(Instructions to follow) Count every line below that contains "JSON", then give that count and nothing else.

[Stored items]
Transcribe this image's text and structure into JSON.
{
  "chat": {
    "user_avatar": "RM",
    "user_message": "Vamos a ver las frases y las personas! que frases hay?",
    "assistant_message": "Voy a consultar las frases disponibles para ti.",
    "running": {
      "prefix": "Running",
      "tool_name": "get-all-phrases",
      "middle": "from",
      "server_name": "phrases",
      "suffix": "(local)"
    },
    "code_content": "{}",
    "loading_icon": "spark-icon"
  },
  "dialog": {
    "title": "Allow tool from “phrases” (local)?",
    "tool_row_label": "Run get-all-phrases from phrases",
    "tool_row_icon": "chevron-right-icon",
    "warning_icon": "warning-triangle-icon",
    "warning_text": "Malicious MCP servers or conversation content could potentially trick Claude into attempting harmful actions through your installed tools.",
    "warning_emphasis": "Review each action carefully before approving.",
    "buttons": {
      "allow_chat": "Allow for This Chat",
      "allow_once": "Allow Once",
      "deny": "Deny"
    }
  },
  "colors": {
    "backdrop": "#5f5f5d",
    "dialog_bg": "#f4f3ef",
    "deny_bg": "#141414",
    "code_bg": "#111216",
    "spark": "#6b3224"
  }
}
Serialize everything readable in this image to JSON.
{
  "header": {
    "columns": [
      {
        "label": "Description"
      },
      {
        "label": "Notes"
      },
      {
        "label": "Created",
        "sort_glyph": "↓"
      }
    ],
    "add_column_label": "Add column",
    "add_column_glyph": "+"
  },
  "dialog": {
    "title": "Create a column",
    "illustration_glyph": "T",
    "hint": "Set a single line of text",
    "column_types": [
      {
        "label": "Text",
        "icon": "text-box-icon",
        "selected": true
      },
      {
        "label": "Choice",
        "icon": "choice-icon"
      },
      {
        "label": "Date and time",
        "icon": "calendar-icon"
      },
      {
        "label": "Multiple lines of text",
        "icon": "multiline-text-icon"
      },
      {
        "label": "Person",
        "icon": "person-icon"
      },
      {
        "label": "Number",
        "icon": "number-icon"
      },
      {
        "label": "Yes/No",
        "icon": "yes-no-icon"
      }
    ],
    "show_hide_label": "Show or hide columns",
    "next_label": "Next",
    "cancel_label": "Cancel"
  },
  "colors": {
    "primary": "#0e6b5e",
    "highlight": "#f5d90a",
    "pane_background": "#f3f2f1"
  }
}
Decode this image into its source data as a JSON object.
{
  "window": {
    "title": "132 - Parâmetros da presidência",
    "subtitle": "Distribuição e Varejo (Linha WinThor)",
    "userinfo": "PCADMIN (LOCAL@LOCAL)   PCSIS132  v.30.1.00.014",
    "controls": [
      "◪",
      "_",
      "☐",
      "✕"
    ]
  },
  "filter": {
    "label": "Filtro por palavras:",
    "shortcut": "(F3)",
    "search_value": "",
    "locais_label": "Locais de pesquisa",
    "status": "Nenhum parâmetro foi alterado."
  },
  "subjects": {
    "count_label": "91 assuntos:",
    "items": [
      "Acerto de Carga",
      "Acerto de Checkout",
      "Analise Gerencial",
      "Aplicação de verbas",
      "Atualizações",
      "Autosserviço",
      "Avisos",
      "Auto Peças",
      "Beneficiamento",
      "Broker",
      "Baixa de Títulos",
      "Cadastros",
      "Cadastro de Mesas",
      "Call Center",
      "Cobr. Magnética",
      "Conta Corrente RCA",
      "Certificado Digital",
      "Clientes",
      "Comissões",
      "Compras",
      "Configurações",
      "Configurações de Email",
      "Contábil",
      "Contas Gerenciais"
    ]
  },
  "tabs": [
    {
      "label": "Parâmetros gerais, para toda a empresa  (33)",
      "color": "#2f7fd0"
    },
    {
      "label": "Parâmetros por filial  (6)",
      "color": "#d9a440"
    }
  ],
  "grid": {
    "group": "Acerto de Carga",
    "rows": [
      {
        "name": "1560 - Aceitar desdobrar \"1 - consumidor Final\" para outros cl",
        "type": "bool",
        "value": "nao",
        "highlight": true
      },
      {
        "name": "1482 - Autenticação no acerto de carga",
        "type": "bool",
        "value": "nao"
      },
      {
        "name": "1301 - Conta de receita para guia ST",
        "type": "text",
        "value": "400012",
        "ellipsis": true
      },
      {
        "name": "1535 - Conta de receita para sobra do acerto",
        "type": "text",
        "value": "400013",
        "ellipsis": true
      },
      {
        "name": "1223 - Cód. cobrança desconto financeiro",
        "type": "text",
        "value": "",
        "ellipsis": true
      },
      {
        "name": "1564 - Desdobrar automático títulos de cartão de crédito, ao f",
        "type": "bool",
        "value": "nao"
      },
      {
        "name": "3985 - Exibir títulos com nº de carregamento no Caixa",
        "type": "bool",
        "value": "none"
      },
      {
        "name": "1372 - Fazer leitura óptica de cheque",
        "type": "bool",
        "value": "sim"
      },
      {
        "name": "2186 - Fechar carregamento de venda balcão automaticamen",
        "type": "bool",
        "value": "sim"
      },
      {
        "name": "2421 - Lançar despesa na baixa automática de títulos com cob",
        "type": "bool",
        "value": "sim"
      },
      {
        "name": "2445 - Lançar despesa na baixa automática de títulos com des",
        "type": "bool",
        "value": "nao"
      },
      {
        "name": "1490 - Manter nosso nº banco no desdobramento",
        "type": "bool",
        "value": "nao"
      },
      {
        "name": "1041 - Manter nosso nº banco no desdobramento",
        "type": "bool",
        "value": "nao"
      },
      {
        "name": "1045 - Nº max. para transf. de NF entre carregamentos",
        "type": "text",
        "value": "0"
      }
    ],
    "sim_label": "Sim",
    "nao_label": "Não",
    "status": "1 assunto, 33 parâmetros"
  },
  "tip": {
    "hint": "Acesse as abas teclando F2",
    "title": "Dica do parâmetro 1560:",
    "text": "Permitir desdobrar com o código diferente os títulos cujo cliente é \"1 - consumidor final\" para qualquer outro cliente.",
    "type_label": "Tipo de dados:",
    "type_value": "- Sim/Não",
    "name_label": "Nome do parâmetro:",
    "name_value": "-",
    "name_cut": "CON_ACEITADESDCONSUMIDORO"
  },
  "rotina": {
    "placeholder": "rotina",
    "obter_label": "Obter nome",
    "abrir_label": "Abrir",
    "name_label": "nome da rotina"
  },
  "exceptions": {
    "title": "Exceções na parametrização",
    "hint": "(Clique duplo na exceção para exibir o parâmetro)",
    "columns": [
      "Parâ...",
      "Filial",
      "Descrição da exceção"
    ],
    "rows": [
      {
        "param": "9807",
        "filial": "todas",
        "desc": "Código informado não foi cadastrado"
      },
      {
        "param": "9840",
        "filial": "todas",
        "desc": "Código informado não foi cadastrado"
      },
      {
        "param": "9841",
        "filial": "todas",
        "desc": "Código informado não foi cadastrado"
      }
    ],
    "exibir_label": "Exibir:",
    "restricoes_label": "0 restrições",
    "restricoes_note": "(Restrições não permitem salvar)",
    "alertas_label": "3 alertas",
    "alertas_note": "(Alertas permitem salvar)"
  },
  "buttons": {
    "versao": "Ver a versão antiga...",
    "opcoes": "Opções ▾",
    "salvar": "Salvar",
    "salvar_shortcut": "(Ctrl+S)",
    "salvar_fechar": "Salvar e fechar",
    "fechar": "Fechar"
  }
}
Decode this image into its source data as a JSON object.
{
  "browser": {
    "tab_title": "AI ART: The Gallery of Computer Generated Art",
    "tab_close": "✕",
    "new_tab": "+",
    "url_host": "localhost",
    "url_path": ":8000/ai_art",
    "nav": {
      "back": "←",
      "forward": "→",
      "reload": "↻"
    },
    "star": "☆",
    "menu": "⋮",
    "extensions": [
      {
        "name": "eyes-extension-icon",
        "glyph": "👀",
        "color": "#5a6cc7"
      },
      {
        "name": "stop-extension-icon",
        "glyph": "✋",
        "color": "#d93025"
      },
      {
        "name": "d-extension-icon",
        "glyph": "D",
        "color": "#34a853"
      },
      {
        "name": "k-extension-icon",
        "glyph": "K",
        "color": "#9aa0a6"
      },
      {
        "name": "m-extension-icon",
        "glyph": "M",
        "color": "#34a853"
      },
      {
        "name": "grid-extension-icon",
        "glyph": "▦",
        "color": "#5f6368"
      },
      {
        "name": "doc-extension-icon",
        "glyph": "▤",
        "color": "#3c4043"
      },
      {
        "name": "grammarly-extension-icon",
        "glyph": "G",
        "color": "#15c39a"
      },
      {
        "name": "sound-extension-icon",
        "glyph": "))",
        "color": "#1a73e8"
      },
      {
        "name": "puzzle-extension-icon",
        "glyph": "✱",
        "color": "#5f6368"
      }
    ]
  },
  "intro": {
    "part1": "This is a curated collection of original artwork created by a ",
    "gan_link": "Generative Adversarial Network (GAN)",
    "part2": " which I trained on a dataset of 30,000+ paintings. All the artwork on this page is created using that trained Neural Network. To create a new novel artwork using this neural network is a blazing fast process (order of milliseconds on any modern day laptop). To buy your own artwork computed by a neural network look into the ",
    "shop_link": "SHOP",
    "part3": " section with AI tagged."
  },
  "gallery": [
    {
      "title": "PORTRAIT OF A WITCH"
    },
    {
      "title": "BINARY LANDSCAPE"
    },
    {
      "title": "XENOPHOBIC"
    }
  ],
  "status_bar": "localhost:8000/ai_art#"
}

(The answer) 4